In existographies, Galen (130-210AD) (IQ:170|#370) (Cattell 1000:443) [RGM:290|1,500+] (Murray 4000:4|Med) (CR:11) was a Greek physician, surgeon, and philosopher; general curator of the innate heat model of heart function (later discarded by da Vinci); noted for 
Quotes | On
The following are quotes on Galen:
“The handling of final causes, mixed with the rest in physical inquiries, hath intercepted the severe and diligent inquiry of all real and physical causes, and given men the occasion to stay upon these satisfactory and specious causes, to the great arrest and prejudice of further discovery. For this I find done not only by Plato, who ever anchoreth upon that shore, but by Aristotle, Galen, and others which do usually likewise fall upon these flats of discoursing causes. For to say that “the hairs of the eyelids are for a quickset and fence about the sight;” or that “the firmness of the skins and hides of living creatures is to defend them from the extremities of heat or cold;” or that “the bones are for the columns or beams, whereupon the frames of the bodies of living creatures are built;” or that “the leaves of trees are for protecting of the fruit;” or that “the clouds are for watering of the earth;” or that “the solidness of the earth is for the station and mansion of living creatures;” and the like, is well inquired and collected in metaphysic, but in physic they are impertinent.
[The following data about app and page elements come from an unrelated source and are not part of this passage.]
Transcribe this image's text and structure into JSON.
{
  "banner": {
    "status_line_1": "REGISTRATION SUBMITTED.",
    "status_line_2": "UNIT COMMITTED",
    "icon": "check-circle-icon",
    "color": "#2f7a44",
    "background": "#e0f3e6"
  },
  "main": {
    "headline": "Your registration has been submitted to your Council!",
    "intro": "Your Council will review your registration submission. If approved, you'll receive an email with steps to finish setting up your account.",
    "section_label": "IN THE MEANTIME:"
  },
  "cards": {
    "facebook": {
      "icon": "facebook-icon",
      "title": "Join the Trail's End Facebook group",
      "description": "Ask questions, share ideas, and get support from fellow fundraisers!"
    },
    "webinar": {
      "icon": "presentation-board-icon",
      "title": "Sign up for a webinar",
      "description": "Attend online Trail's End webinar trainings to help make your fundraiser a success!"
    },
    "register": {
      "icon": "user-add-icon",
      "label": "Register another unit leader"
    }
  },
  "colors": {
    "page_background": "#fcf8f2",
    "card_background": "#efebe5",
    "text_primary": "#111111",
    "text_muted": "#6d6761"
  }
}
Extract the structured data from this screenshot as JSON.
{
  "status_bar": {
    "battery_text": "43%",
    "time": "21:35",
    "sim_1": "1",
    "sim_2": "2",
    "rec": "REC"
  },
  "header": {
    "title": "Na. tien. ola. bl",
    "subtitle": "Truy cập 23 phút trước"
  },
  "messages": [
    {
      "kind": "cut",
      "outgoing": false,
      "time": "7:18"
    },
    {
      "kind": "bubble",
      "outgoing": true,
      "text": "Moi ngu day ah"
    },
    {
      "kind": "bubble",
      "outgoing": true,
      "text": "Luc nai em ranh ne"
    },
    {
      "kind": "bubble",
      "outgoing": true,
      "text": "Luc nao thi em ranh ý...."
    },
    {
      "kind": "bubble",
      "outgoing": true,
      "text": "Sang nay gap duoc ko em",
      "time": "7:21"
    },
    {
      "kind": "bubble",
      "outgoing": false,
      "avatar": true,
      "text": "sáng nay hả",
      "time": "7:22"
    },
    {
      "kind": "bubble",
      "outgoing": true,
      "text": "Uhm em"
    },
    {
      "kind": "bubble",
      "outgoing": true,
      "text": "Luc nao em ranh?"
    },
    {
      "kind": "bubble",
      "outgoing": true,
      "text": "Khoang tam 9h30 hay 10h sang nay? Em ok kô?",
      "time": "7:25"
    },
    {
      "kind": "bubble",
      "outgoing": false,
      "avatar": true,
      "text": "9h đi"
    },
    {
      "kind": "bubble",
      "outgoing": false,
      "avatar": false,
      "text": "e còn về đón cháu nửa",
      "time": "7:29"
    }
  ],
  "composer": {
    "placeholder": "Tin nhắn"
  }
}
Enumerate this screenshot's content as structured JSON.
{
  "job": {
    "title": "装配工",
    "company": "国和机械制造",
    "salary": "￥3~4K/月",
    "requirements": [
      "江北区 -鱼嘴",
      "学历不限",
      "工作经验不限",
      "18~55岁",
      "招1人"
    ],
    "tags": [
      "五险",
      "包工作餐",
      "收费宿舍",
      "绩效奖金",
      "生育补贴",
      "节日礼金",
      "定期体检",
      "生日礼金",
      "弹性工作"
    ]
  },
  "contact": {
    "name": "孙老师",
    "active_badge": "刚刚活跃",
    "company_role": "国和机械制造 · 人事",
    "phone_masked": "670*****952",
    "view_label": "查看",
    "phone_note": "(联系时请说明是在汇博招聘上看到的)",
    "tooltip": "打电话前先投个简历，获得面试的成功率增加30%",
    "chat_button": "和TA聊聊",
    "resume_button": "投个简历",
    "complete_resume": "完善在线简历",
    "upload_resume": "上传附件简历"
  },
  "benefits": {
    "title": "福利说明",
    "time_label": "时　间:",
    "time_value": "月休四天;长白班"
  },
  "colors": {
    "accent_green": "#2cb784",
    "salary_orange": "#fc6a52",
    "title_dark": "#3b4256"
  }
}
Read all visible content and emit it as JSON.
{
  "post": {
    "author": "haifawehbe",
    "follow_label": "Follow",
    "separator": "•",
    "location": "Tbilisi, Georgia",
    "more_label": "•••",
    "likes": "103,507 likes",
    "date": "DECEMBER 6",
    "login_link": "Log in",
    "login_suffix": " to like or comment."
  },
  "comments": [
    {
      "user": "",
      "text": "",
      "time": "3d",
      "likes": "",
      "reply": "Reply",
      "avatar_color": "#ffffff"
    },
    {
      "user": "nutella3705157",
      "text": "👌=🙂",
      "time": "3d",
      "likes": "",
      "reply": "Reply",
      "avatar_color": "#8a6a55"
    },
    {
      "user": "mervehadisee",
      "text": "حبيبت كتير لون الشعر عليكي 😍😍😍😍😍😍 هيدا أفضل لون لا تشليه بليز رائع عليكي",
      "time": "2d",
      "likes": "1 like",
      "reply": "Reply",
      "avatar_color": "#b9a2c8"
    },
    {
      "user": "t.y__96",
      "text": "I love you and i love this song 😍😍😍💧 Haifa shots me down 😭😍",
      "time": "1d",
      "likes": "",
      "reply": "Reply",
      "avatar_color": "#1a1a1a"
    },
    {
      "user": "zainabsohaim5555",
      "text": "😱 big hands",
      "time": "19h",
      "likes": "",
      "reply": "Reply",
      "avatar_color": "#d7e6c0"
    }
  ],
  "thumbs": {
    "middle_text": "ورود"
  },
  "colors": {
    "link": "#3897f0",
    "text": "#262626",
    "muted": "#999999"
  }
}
Nay, they are, indeed, but remoras and hindrances to stay and slug the ship from further sailing; and have brought this to pass, that the search of the physical causes hath been neglected and passed in silence. And, therefore, the natural philosophy of Democritus and some others, who did not suppose a mind or reason in the frame of things, but attributed the form thereof able to maintain itself to infinite essays or proofs of nature, which they term fortune, seemeth to me (as far as I can judge by the recital and fragments which remain unto us) in particularities of physical causes more real and better inquired than that of Aristotle and Plato.”
— Francis Bacon (1605), Advancement of Learning 
Quotes | By
The following are quotes by Galen:
“Employment is nature's physician and is essential to human happiness.”
— Galen (c.200) (Ѻ)
“One could say that everything is ‘one’ in nature and in power, as Epicurus, Democritus, and their followers say of the atoms.”
— Galen (c.200), On the Elements: According to Hippocrates (I.2) 
1. (a) Bacon, Francis. (1605). The Advancement of Learning (Ѻ). Publisher.
(b) The Advancement of Learning – Wikipedia.
(c) Henderson, Lawrence J. (1917). The Order of Nature (pgs. 23-24). Harvard University Press.
2.Taylor, C.C.W. (1999). The Atomists: Leucippus and Democritus: Fragments: a Text and Translation with a Commentary by C.C.W. Taylor (pg. 80). University of Toronto Press.
● Galen – Wikipedia.